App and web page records
★ ★ ★ ★ ★

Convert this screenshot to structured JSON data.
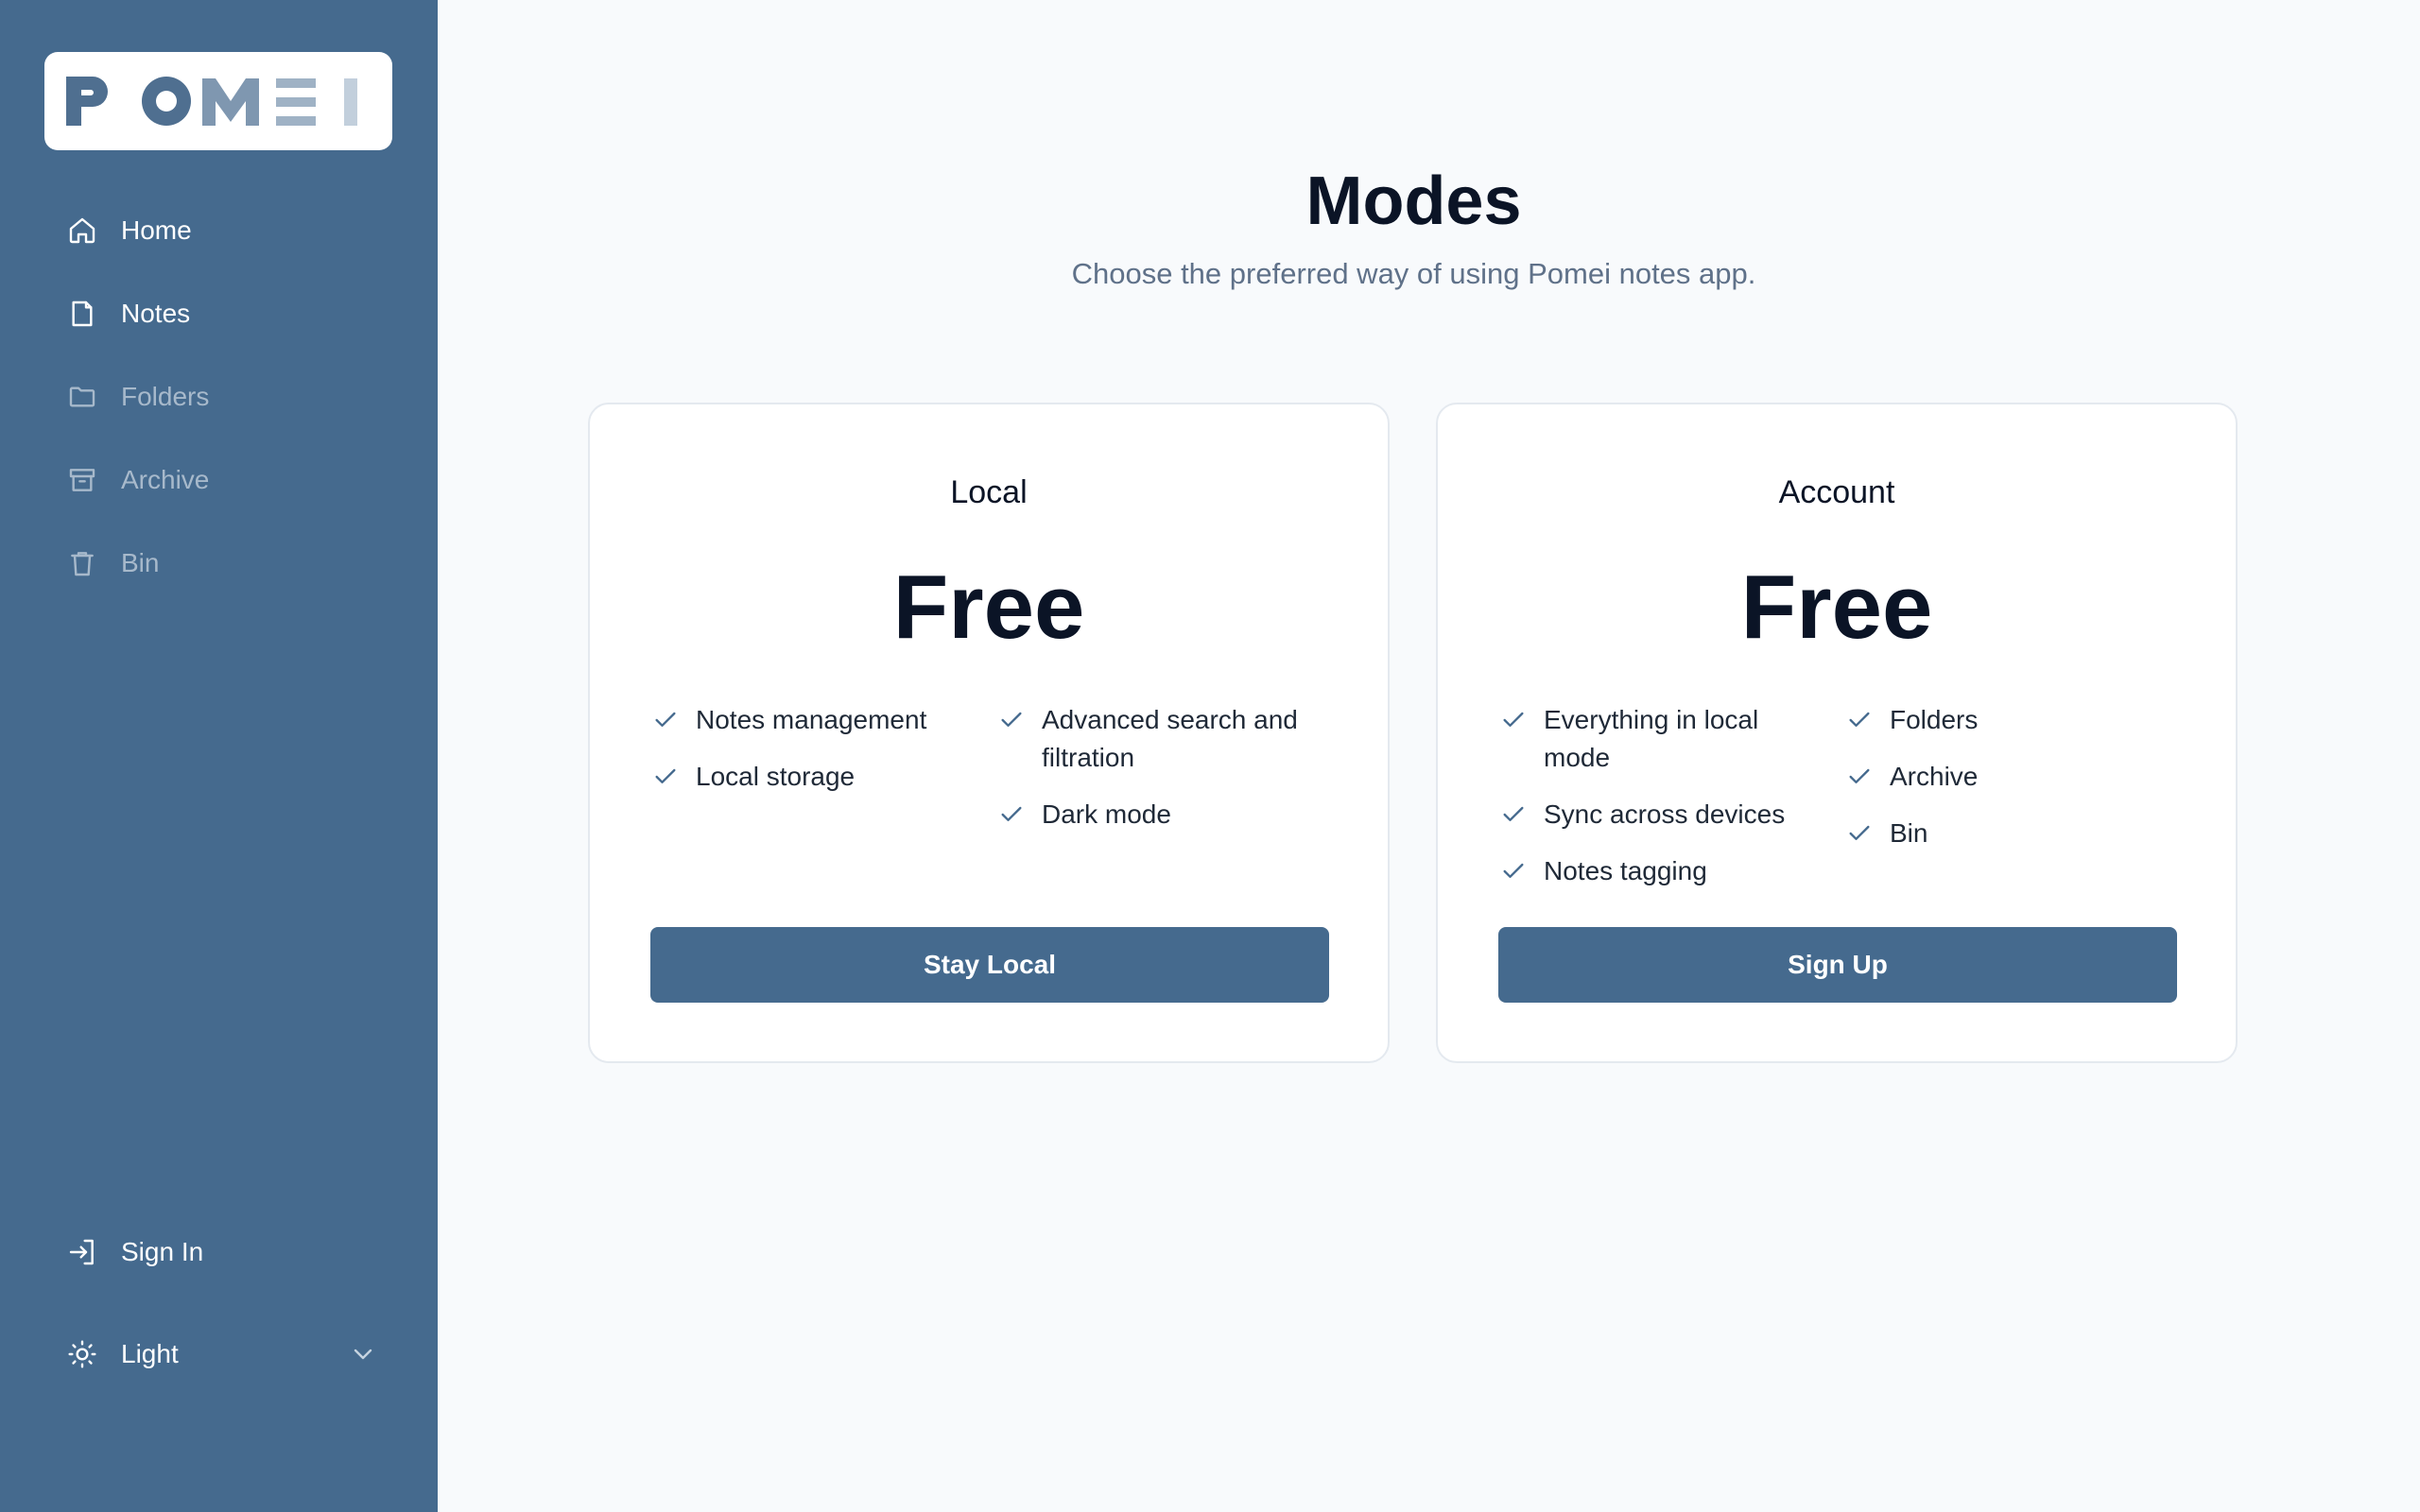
{
  "app": {
    "logo_text": "POMEI"
  },
  "sidebar": {
    "items": [
      {
        "label": "Home",
        "icon": "home-icon",
        "state": "active"
      },
      {
        "label": "Notes",
        "icon": "note-icon",
        "state": "active"
      },
      {
        "label": "Folders",
        "icon": "folder-icon",
        "state": "disabled"
      },
      {
        "label": "Archive",
        "icon": "archive-icon",
        "state": "disabled"
      },
      {
        "label": "Bin",
        "icon": "trash-icon",
        "state": "disabled"
      }
    ],
    "sign_in": {
      "label": "Sign In",
      "icon": "sign-in-icon"
    },
    "theme": {
      "value": "Light",
      "icon": "sun-icon",
      "options_icon": "chevron-down-icon"
    }
  },
  "main": {
    "title": "Modes",
    "subtitle": "Choose the preferred way of using Pomei notes app.",
    "cards": [
      {
        "title": "Local",
        "price": "Free",
        "features_col1": [
          "Notes management",
          "Local storage"
        ],
        "features_col2": [
          "Advanced search and filtration",
          "Dark mode"
        ],
        "button": "Stay Local"
      },
      {
        "title": "Account",
        "price": "Free",
        "features_col1": [
          "Everything in local mode",
          "Sync across devices",
          "Notes tagging"
        ],
        "features_col2": [
          "Folders",
          "Archive",
          "Bin"
        ],
        "button": "Sign Up"
      }
    ]
  },
  "colors": {
    "sidebar_bg": "#456a8e",
    "accent": "#456a8e",
    "page_bg": "#f8fafc",
    "muted_nav": "#a7b9cb"
  }
}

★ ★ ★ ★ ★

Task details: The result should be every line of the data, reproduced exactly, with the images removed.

Reply to the exercise:
Convert this screenshot to structured JSON data.
{
  "app": {
    "logo_text": "POMEI"
  },
  "sidebar": {
    "items": [
      {
        "label": "Home",
        "icon": "home-icon",
        "state": "active"
      },
      {
        "label": "Notes",
        "icon": "note-icon",
        "state": "active"
      },
      {
        "label": "Folders",
        "icon": "folder-icon",
        "state": "disabled"
      },
      {
        "label": "Archive",
        "icon": "archive-icon",
        "state": "disabled"
      },
      {
        "label": "Bin",
        "icon": "trash-icon",
        "state": "disabled"
      }
    ],
    "sign_in": {
      "label": "Sign In",
      "icon": "sign-in-icon"
    },
    "theme": {
      "value": "Light",
      "icon": "sun-icon",
      "options_icon": "chevron-down-icon"
    }
  },
  "main": {
    "title": "Modes",
    "subtitle": "Choose the preferred way of using Pomei notes app.",
    "cards": [
      {
        "title": "Local",
        "price": "Free",
        "features_col1": [
          "Notes management",
          "Local storage"
        ],
        "features_col2": [
          "Advanced search and filtration",
          "Dark mode"
        ],
        "button": "Stay Local"
      },
      {
        "title": "Account",
        "price": "Free",
        "features_col1": [
          "Everything in local mode",
          "Sync across devices",
          "Notes tagging"
        ],
        "features_col2": [
          "Folders",
          "Archive",
          "Bin"
        ],
        "button": "Sign Up"
      }
    ]
  },
  "colors": {
    "sidebar_bg": "#456a8e",
    "accent": "#456a8e",
    "page_bg": "#f8fafc",
    "muted_nav": "#a7b9cb"
  }
}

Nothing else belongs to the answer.